Data items:
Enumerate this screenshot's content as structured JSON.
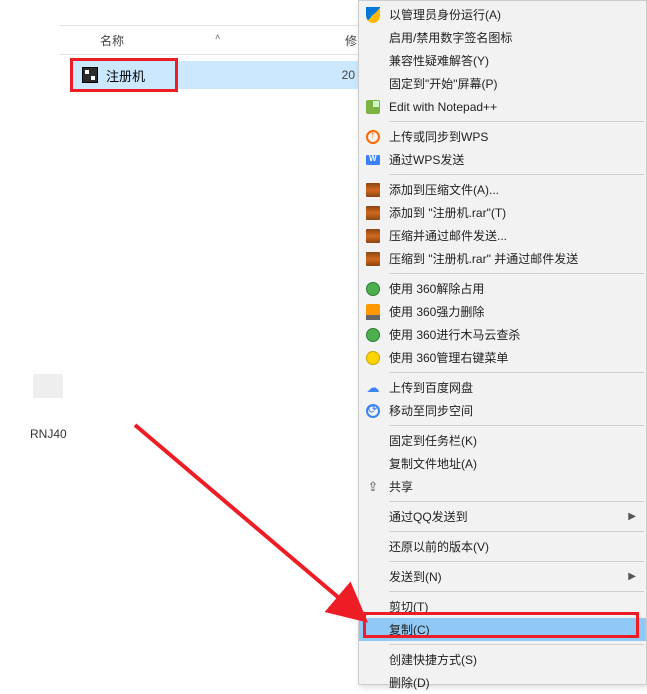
{
  "columns": {
    "name": "名称",
    "modified_prefix": "修"
  },
  "file": {
    "name": "注册机",
    "date_prefix": "20"
  },
  "footer": "RNJ40",
  "menu": {
    "admin": "以管理员身份运行(A)",
    "enable_sig": "启用/禁用数字签名图标",
    "compat": "兼容性疑难解答(Y)",
    "pin_start": "固定到\"开始\"屏幕(P)",
    "notepad": "Edit with Notepad++",
    "wps_upload": "上传或同步到WPS",
    "wps_send": "通过WPS发送",
    "rar_add": "添加到压缩文件(A)...",
    "rar_add_name": "添加到 \"注册机.rar\"(T)",
    "rar_email": "压缩并通过邮件发送...",
    "rar_email_name": "压缩到 \"注册机.rar\" 并通过邮件发送",
    "s360_release": "使用 360解除占用",
    "s360_delete": "使用 360强力删除",
    "s360_scan": "使用 360进行木马云查杀",
    "s360_menu": "使用 360管理右键菜单",
    "baidu_upload": "上传到百度网盘",
    "sync_space": "移动至同步空间",
    "pin_taskbar": "固定到任务栏(K)",
    "copy_path": "复制文件地址(A)",
    "share": "共享",
    "qq_send": "通过QQ发送到",
    "restore": "还原以前的版本(V)",
    "send_to": "发送到(N)",
    "cut": "剪切(T)",
    "copy": "复制(C)",
    "shortcut": "创建快捷方式(S)",
    "delete": "删除(D)"
  }
}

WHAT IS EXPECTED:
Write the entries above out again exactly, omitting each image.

FINISHED TASK:
Enumerate this screenshot's content as structured JSON.
{
  "columns": {
    "name": "名称",
    "modified_prefix": "修"
  },
  "file": {
    "name": "注册机",
    "date_prefix": "20"
  },
  "footer": "RNJ40",
  "menu": {
    "admin": "以管理员身份运行(A)",
    "enable_sig": "启用/禁用数字签名图标",
    "compat": "兼容性疑难解答(Y)",
    "pin_start": "固定到\"开始\"屏幕(P)",
    "notepad": "Edit with Notepad++",
    "wps_upload": "上传或同步到WPS",
    "wps_send": "通过WPS发送",
    "rar_add": "添加到压缩文件(A)...",
    "rar_add_name": "添加到 \"注册机.rar\"(T)",
    "rar_email": "压缩并通过邮件发送...",
    "rar_email_name": "压缩到 \"注册机.rar\" 并通过邮件发送",
    "s360_release": "使用 360解除占用",
    "s360_delete": "使用 360强力删除",
    "s360_scan": "使用 360进行木马云查杀",
    "s360_menu": "使用 360管理右键菜单",
    "baidu_upload": "上传到百度网盘",
    "sync_space": "移动至同步空间",
    "pin_taskbar": "固定到任务栏(K)",
    "copy_path": "复制文件地址(A)",
    "share": "共享",
    "qq_send": "通过QQ发送到",
    "restore": "还原以前的版本(V)",
    "send_to": "发送到(N)",
    "cut": "剪切(T)",
    "copy": "复制(C)",
    "shortcut": "创建快捷方式(S)",
    "delete": "删除(D)"
  }
}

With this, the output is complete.